Task details: Please write each entry out again exactly as shown.
= = =
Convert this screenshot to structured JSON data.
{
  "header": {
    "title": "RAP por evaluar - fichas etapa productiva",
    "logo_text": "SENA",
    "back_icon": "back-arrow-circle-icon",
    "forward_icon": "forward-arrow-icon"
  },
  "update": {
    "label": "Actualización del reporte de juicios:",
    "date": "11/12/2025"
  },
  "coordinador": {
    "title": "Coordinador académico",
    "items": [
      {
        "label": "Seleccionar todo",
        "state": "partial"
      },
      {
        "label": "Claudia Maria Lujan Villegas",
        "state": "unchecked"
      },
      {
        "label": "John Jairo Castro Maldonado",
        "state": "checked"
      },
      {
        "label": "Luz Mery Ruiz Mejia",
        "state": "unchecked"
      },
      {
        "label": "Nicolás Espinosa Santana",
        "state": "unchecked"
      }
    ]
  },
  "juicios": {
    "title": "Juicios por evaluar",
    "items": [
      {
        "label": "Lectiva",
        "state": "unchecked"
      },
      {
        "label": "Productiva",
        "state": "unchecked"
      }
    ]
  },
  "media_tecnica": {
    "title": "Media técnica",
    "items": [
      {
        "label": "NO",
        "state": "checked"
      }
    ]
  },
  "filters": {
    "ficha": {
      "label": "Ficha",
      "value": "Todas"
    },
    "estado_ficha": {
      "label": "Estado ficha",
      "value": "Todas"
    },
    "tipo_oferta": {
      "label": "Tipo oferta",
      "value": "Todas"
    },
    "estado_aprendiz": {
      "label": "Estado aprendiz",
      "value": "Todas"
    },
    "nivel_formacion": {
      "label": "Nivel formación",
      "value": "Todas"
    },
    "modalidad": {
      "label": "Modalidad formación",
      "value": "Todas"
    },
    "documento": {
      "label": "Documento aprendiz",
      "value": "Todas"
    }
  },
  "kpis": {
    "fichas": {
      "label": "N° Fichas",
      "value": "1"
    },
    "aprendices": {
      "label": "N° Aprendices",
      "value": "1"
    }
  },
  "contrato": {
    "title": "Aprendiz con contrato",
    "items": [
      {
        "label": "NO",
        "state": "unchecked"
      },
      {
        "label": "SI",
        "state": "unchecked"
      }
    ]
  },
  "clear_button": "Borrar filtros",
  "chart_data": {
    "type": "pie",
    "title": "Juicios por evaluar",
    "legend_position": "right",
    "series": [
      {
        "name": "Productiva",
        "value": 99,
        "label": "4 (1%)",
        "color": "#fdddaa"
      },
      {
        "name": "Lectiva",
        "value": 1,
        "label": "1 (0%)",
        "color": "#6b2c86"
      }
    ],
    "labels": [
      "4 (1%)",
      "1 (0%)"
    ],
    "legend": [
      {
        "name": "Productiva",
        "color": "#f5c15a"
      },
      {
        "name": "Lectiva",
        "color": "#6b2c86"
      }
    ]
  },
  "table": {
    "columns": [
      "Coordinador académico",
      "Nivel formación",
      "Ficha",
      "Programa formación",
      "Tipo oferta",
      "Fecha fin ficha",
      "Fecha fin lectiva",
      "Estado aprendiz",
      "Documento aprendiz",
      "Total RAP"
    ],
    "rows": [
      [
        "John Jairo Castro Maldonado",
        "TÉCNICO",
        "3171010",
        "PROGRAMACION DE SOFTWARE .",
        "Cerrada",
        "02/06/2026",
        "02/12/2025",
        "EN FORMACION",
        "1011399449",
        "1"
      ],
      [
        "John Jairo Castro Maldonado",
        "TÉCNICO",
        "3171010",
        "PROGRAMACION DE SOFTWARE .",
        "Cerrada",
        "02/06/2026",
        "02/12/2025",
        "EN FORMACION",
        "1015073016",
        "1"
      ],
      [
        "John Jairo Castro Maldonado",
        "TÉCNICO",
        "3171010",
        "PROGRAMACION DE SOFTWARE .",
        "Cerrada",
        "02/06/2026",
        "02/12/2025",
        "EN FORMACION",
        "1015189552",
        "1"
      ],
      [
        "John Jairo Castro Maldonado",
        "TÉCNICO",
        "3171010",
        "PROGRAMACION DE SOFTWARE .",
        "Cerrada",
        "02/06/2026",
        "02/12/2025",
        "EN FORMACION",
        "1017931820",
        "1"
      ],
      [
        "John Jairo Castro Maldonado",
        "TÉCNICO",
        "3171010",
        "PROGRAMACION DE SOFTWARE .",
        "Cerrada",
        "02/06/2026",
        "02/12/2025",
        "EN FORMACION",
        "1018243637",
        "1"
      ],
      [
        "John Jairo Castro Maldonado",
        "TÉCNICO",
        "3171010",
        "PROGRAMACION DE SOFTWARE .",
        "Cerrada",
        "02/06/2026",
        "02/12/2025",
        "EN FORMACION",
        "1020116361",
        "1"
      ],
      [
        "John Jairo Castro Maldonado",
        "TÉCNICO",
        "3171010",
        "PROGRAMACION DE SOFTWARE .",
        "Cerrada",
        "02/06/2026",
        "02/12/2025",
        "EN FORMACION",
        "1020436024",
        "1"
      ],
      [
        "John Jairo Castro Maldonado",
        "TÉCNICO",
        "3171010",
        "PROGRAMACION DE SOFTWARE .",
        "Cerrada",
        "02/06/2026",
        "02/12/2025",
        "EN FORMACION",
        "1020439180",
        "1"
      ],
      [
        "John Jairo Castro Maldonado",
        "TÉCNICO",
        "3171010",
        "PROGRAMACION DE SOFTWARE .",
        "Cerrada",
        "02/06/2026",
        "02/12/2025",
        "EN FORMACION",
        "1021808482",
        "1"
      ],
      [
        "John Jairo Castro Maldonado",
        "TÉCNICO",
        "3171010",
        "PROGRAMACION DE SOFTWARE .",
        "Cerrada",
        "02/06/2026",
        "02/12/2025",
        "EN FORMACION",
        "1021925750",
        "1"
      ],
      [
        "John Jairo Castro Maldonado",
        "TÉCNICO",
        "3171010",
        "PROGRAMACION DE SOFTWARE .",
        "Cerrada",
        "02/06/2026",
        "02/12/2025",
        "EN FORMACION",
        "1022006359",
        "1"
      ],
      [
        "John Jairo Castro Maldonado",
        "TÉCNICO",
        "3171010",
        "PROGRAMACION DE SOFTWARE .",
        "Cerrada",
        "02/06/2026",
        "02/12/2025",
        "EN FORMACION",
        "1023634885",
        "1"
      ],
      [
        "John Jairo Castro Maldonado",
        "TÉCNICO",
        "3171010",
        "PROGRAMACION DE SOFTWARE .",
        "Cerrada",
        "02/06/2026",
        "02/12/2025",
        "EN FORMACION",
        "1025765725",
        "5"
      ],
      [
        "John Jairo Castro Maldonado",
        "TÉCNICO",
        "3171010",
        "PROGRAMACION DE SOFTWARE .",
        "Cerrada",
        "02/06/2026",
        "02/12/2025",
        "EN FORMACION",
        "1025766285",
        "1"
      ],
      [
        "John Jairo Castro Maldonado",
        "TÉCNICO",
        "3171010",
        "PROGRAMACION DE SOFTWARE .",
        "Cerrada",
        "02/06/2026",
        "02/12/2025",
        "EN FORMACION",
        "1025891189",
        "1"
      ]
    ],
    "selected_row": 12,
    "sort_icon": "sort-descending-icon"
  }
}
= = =
Output below:
Convert this screenshot to structured JSON data.
{
  "header": {
    "title": "RAP por evaluar - fichas etapa productiva",
    "logo_text": "SENA",
    "back_icon": "back-arrow-circle-icon",
    "forward_icon": "forward-arrow-icon"
  },
  "update": {
    "label": "Actualización del reporte de juicios:",
    "date": "11/12/2025"
  },
  "coordinador": {
    "title": "Coordinador académico",
    "items": [
      {
        "label": "Seleccionar todo",
        "state": "partial"
      },
      {
        "label": "Claudia Maria Lujan Villegas",
        "state": "unchecked"
      },
      {
        "label": "John Jairo Castro Maldonado",
        "state": "checked"
      },
      {
        "label": "Luz Mery Ruiz Mejia",
        "state": "unchecked"
      },
      {
        "label": "Nicolás Espinosa Santana",
        "state": "unchecked"
      }
    ]
  },
  "juicios": {
    "title": "Juicios por evaluar",
    "items": [
      {
        "label": "Lectiva",
        "state": "unchecked"
      },
      {
        "label": "Productiva",
        "state": "unchecked"
      }
    ]
  },
  "media_tecnica": {
    "title": "Media técnica",
    "items": [
      {
        "label": "NO",
        "state": "checked"
      }
    ]
  },
  "filters": {
    "ficha": {
      "label": "Ficha",
      "value": "Todas"
    },
    "estado_ficha": {
      "label": "Estado ficha",
      "value": "Todas"
    },
    "tipo_oferta": {
      "label": "Tipo oferta",
      "value": "Todas"
    },
    "estado_aprendiz": {
      "label": "Estado aprendiz",
      "value": "Todas"
    },
    "nivel_formacion": {
      "label": "Nivel formación",
      "value": "Todas"
    },
    "modalidad": {
      "label": "Modalidad formación",
      "value": "Todas"
    },
    "documento": {
      "label": "Documento aprendiz",
      "value": "Todas"
    }
  },
  "kpis": {
    "fichas": {
      "label": "N° Fichas",
      "value": "1"
    },
    "aprendices": {
      "label": "N° Aprendices",
      "value": "1"
    }
  },
  "contrato": {
    "title": "Aprendiz con contrato",
    "items": [
      {
        "label": "NO",
        "state": "unchecked"
      },
      {
        "label": "SI",
        "state": "unchecked"
      }
    ]
  },
  "clear_button": "Borrar filtros",
  "chart_data": {
    "type": "pie",
    "title": "Juicios por evaluar",
    "legend_position": "right",
    "series": [
      {
        "name": "Productiva",
        "value": 99,
        "label": "4 (1%)",
        "color": "#fdddaa"
      },
      {
        "name": "Lectiva",
        "value": 1,
        "label": "1 (0%)",
        "color": "#6b2c86"
      }
    ],
    "labels": [
      "4 (1%)",
      "1 (0%)"
    ],
    "legend": [
      {
        "name": "Productiva",
        "color": "#f5c15a"
      },
      {
        "name": "Lectiva",
        "color": "#6b2c86"
      }
    ]
  },
  "table": {
    "columns": [
      "Coordinador académico",
      "Nivel formación",
      "Ficha",
      "Programa formación",
      "Tipo oferta",
      "Fecha fin ficha",
      "Fecha fin lectiva",
      "Estado aprendiz",
      "Documento aprendiz",
      "Total RAP"
    ],
    "rows": [
      [
        "John Jairo Castro Maldonado",
        "TÉCNICO",
        "3171010",
        "PROGRAMACION DE SOFTWARE .",
        "Cerrada",
        "02/06/2026",
        "02/12/2025",
        "EN FORMACION",
        "1011399449",
        "1"
      ],
      [
        "John Jairo Castro Maldonado",
        "TÉCNICO",
        "3171010",
        "PROGRAMACION DE SOFTWARE .",
        "Cerrada",
        "02/06/2026",
        "02/12/2025",
        "EN FORMACION",
        "1015073016",
        "1"
      ],
      [
        "John Jairo Castro Maldonado",
        "TÉCNICO",
        "3171010",
        "PROGRAMACION DE SOFTWARE .",
        "Cerrada",
        "02/06/2026",
        "02/12/2025",
        "EN FORMACION",
        "1015189552",
        "1"
      ],
      [
        "John Jairo Castro Maldonado",
        "TÉCNICO",
        "3171010",
        "PROGRAMACION DE SOFTWARE .",
        "Cerrada",
        "02/06/2026",
        "02/12/2025",
        "EN FORMACION",
        "1017931820",
        "1"
      ],
      [
        "John Jairo Castro Maldonado",
        "TÉCNICO",
        "3171010",
        "PROGRAMACION DE SOFTWARE .",
        "Cerrada",
        "02/06/2026",
        "02/12/2025",
        "EN FORMACION",
        "1018243637",
        "1"
      ],
      [
        "John Jairo Castro Maldonado",
        "TÉCNICO",
        "3171010",
        "PROGRAMACION DE SOFTWARE .",
        "Cerrada",
        "02/06/2026",
        "02/12/2025",
        "EN FORMACION",
        "1020116361",
        "1"
      ],
      [
        "John Jairo Castro Maldonado",
        "TÉCNICO",
        "3171010",
        "PROGRAMACION DE SOFTWARE .",
        "Cerrada",
        "02/06/2026",
        "02/12/2025",
        "EN FORMACION",
        "1020436024",
        "1"
      ],
      [
        "John Jairo Castro Maldonado",
        "TÉCNICO",
        "3171010",
        "PROGRAMACION DE SOFTWARE .",
        "Cerrada",
        "02/06/2026",
        "02/12/2025",
        "EN FORMACION",
        "1020439180",
        "1"
      ],
      [
        "John Jairo Castro Maldonado",
        "TÉCNICO",
        "3171010",
        "PROGRAMACION DE SOFTWARE .",
        "Cerrada",
        "02/06/2026",
        "02/12/2025",
        "EN FORMACION",
        "1021808482",
        "1"
      ],
      [
        "John Jairo Castro Maldonado",
        "TÉCNICO",
        "3171010",
        "PROGRAMACION DE SOFTWARE .",
        "Cerrada",
        "02/06/2026",
        "02/12/2025",
        "EN FORMACION",
        "1021925750",
        "1"
      ],
      [
        "John Jairo Castro Maldonado",
        "TÉCNICO",
        "3171010",
        "PROGRAMACION DE SOFTWARE .",
        "Cerrada",
        "02/06/2026",
        "02/12/2025",
        "EN FORMACION",
        "1022006359",
        "1"
      ],
      [
        "John Jairo Castro Maldonado",
        "TÉCNICO",
        "3171010",
        "PROGRAMACION DE SOFTWARE .",
        "Cerrada",
        "02/06/2026",
        "02/12/2025",
        "EN FORMACION",
        "1023634885",
        "1"
      ],
      [
        "John Jairo Castro Maldonado",
        "TÉCNICO",
        "3171010",
        "PROGRAMACION DE SOFTWARE .",
        "Cerrada",
        "02/06/2026",
        "02/12/2025",
        "EN FORMACION",
        "1025765725",
        "5"
      ],
      [
        "John Jairo Castro Maldonado",
        "TÉCNICO",
        "3171010",
        "PROGRAMACION DE SOFTWARE .",
        "Cerrada",
        "02/06/2026",
        "02/12/2025",
        "EN FORMACION",
        "1025766285",
        "1"
      ],
      [
        "John Jairo Castro Maldonado",
        "TÉCNICO",
        "3171010",
        "PROGRAMACION DE SOFTWARE .",
        "Cerrada",
        "02/06/2026",
        "02/12/2025",
        "EN FORMACION",
        "1025891189",
        "1"
      ]
    ],
    "selected_row": 12,
    "sort_icon": "sort-descending-icon"
  }
}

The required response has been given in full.